### ABOUT THIS EXERCISE
Every line of the entries below that includes "your" belongs in the answer, copied as written.

### RECORDS TO PROCESS
----

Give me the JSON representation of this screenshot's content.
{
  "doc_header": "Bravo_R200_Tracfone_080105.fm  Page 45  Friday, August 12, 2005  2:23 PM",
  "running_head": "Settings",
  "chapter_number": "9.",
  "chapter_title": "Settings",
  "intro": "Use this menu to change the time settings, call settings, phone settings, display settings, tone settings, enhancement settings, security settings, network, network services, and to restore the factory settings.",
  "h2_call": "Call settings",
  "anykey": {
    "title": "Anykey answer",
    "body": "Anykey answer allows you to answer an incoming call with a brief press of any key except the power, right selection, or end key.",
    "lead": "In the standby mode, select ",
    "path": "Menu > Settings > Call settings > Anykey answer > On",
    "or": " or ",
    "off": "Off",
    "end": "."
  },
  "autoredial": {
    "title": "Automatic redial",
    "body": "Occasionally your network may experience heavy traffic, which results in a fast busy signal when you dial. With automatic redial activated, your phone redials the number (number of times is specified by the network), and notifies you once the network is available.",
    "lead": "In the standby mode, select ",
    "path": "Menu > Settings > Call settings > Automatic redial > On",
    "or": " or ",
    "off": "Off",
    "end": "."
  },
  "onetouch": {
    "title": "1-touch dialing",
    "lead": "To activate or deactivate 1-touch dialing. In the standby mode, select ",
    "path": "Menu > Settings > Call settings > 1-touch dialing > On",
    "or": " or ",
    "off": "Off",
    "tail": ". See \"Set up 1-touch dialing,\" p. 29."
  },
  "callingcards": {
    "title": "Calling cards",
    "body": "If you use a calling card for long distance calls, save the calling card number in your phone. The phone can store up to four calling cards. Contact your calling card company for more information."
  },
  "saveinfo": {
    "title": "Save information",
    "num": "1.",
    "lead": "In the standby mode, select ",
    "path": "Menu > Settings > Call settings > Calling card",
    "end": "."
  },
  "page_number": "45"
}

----

### ANSWER BOX
    "body": "Occasionally your network may experience heavy traffic, which results in a fast busy signal when you dial. With automatic redial activated, your phone redials the number (number of times is specified by the network), and notifies you once the network is available.",
    "body": "If you use a calling card for long distance calls, save the calling card number in your phone. The phone can store up to four calling cards. Contact your calling card company for more information."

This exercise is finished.